Start of Block
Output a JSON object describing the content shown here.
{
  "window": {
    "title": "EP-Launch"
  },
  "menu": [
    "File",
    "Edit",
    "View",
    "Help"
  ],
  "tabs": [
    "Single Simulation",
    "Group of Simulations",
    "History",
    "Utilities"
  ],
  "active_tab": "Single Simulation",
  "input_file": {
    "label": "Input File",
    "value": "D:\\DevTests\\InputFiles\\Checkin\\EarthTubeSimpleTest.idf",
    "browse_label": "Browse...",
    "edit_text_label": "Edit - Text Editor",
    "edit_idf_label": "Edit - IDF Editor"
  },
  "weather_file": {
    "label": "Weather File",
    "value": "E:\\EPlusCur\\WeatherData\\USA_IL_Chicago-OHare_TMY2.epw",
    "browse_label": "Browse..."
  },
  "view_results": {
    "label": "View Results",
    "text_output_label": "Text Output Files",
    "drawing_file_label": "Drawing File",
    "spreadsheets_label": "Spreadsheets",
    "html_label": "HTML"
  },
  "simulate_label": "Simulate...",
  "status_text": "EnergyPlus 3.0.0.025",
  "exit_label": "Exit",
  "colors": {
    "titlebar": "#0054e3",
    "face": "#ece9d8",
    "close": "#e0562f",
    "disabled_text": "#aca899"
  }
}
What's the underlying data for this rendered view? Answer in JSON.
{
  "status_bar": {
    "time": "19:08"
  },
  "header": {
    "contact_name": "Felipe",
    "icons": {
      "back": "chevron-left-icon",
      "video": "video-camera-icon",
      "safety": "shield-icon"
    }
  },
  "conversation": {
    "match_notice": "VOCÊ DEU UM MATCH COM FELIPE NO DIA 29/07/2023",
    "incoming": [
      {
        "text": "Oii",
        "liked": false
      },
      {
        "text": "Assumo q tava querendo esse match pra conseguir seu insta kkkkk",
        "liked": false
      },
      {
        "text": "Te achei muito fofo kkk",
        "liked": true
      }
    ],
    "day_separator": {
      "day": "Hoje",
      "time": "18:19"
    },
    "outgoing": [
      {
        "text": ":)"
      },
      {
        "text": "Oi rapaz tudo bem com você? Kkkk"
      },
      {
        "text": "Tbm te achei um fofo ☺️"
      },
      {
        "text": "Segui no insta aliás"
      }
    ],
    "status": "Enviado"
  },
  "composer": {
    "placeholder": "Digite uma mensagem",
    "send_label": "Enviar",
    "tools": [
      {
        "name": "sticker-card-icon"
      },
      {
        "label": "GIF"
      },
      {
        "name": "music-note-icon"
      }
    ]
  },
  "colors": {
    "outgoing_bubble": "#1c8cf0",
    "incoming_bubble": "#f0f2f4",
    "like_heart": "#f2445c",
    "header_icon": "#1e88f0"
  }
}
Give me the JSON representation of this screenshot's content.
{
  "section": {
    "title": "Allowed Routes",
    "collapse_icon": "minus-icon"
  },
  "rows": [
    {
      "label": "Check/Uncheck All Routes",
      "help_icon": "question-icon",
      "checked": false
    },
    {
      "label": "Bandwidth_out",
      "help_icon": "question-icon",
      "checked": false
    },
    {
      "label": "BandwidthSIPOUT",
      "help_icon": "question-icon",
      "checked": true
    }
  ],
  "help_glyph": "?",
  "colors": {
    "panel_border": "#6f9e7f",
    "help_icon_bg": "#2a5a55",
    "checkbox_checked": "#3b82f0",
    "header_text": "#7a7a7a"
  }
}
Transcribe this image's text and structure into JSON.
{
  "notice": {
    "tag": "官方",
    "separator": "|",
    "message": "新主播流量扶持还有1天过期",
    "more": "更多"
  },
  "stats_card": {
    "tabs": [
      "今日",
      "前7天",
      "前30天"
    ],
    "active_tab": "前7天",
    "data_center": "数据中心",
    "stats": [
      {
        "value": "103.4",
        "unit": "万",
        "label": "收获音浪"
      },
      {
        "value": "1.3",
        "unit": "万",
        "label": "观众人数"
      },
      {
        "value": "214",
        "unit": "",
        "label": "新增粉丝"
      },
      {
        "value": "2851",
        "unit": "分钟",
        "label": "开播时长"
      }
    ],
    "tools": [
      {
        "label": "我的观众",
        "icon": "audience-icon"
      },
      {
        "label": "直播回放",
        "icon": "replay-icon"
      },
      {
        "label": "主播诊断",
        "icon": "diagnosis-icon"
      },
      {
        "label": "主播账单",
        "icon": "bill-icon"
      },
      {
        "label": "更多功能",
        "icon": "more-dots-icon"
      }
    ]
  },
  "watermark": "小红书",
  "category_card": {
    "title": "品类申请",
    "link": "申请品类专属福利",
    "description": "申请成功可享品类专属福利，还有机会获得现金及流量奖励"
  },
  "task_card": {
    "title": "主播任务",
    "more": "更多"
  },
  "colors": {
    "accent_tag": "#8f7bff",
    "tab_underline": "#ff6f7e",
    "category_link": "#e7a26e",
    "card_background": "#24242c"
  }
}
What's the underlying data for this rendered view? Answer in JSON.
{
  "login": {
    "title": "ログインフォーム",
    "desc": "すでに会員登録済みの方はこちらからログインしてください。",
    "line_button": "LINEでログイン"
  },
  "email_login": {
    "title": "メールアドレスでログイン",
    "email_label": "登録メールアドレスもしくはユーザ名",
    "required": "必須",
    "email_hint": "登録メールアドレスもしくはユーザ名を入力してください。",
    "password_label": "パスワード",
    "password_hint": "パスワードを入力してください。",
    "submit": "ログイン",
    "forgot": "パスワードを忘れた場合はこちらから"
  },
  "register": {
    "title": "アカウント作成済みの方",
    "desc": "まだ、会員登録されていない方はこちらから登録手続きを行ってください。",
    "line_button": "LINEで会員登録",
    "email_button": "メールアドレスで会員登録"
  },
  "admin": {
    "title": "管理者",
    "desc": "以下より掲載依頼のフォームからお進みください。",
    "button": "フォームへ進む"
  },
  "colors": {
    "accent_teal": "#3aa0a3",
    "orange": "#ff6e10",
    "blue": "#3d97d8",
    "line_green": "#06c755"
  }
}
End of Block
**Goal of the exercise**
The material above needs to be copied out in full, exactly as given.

**Result for this exercise**
Output a JSON object describing the content shown here.
{
  "window": {
    "title": "EP-Launch"
  },
  "menu": [
    "File",
    "Edit",
    "View",
    "Help"
  ],
  "tabs": [
    "Single Simulation",
    "Group of Simulations",
    "History",
    "Utilities"
  ],
  "active_tab": "Single Simulation",
  "input_file": {
    "label": "Input File",
    "value": "D:\\DevTests\\InputFiles\\Checkin\\EarthTubeSimpleTest.idf",
    "browse_label": "Browse...",
    "edit_text_label": "Edit - Text Editor",
    "edit_idf_label": "Edit - IDF Editor"
  },
  "weather_file": {
    "label": "Weather File",
    "value": "E:\\EPlusCur\\WeatherData\\USA_IL_Chicago-OHare_TMY2.epw",
    "browse_label": "Browse..."
  },
  "view_results": {
    "label": "View Results",
    "text_output_label": "Text Output Files",
    "drawing_file_label": "Drawing File",
    "spreadsheets_label": "Spreadsheets",
    "html_label": "HTML"
  },
  "simulate_label": "Simulate...",
  "status_text": "EnergyPlus 3.0.0.025",
  "exit_label": "Exit",
  "colors": {
    "titlebar": "#0054e3",
    "face": "#ece9d8",
    "close": "#e0562f",
    "disabled_text": "#aca899"
  }
}
What's the underlying data for this rendered view? Answer in JSON.
{
  "status_bar": {
    "time": "19:08"
  },
  "header": {
    "contact_name": "Felipe",
    "icons": {
      "back": "chevron-left-icon",
      "video": "video-camera-icon",
      "safety": "shield-icon"
    }
  },
  "conversation": {
    "match_notice": "VOCÊ DEU UM MATCH COM FELIPE NO DIA 29/07/2023",
    "incoming": [
      {
        "text": "Oii",
        "liked": false
      },
      {
        "text": "Assumo q tava querendo esse match pra conseguir seu insta kkkkk",
        "liked": false
      },
      {
        "text": "Te achei muito fofo kkk",
        "liked": true
      }
    ],
    "day_separator": {
      "day": "Hoje",
      "time": "18:19"
    },
    "outgoing": [
      {
        "text": ":)"
      },
      {
        "text": "Oi rapaz tudo bem com você? Kkkk"
      },
      {
        "text": "Tbm te achei um fofo ☺️"
      },
      {
        "text": "Segui no insta aliás"
      }
    ],
    "status": "Enviado"
  },
  "composer": {
    "placeholder": "Digite uma mensagem",
    "send_label": "Enviar",
    "tools": [
      {
        "name": "sticker-card-icon"
      },
      {
        "label": "GIF"
      },
      {
        "name": "music-note-icon"
      }
    ]
  },
  "colors": {
    "outgoing_bubble": "#1c8cf0",
    "incoming_bubble": "#f0f2f4",
    "like_heart": "#f2445c",
    "header_icon": "#1e88f0"
  }
}
Give me the JSON representation of this screenshot's content.
{
  "section": {
    "title": "Allowed Routes",
    "collapse_icon": "minus-icon"
  },
  "rows": [
    {
      "label": "Check/Uncheck All Routes",
      "help_icon": "question-icon",
      "checked": false
    },
    {
      "label": "Bandwidth_out",
      "help_icon": "question-icon",
      "checked": false
    },
    {
      "label": "BandwidthSIPOUT",
      "help_icon": "question-icon",
      "checked": true
    }
  ],
  "help_glyph": "?",
  "colors": {
    "panel_border": "#6f9e7f",
    "help_icon_bg": "#2a5a55",
    "checkbox_checked": "#3b82f0",
    "header_text": "#7a7a7a"
  }
}
Transcribe this image's text and structure into JSON.
{
  "notice": {
    "tag": "官方",
    "separator": "|",
    "message": "新主播流量扶持还有1天过期",
    "more": "更多"
  },
  "stats_card": {
    "tabs": [
      "今日",
      "前7天",
      "前30天"
    ],
    "active_tab": "前7天",
    "data_center": "数据中心",
    "stats": [
      {
        "value": "103.4",
        "unit": "万",
        "label": "收获音浪"
      },
      {
        "value": "1.3",
        "unit": "万",
        "label": "观众人数"
      },
      {
        "value": "214",
        "unit": "",
        "label": "新增粉丝"
      },
      {
        "value": "2851",
        "unit": "分钟",
        "label": "开播时长"
      }
    ],
    "tools": [
      {
        "label": "我的观众",
        "icon": "audience-icon"
      },
      {
        "label": "直播回放",
        "icon": "replay-icon"
      },
      {
        "label": "主播诊断",
        "icon": "diagnosis-icon"
      },
      {
        "label": "主播账单",
        "icon": "bill-icon"
      },
      {
        "label": "更多功能",
        "icon": "more-dots-icon"
      }
    ]
  },
  "watermark": "小红书",
  "category_card": {
    "title": "品类申请",
    "link": "申请品类专属福利",
    "description": "申请成功可享品类专属福利，还有机会获得现金及流量奖励"
  },
  "task_card": {
    "title": "主播任务",
    "more": "更多"
  },
  "colors": {
    "accent_tag": "#8f7bff",
    "tab_underline": "#ff6f7e",
    "category_link": "#e7a26e",
    "card_background": "#24242c"
  }
}
What's the underlying data for this rendered view? Answer in JSON.
{
  "login": {
    "title": "ログインフォーム",
    "desc": "すでに会員登録済みの方はこちらからログインしてください。",
    "line_button": "LINEでログイン"
  },
  "email_login": {
    "title": "メールアドレスでログイン",
    "email_label": "登録メールアドレスもしくはユーザ名",
    "required": "必須",
    "email_hint": "登録メールアドレスもしくはユーザ名を入力してください。",
    "password_label": "パスワード",
    "password_hint": "パスワードを入力してください。",
    "submit": "ログイン",
    "forgot": "パスワードを忘れた場合はこちらから"
  },
  "register": {
    "title": "アカウント作成済みの方",
    "desc": "まだ、会員登録されていない方はこちらから登録手続きを行ってください。",
    "line_button": "LINEで会員登録",
    "email_button": "メールアドレスで会員登録"
  },
  "admin": {
    "title": "管理者",
    "desc": "以下より掲載依頼のフォームからお進みください。",
    "button": "フォームへ進む"
  },
  "colors": {
    "accent_teal": "#3aa0a3",
    "orange": "#ff6e10",
    "blue": "#3d97d8",
    "line_green": "#06c755"
  }
}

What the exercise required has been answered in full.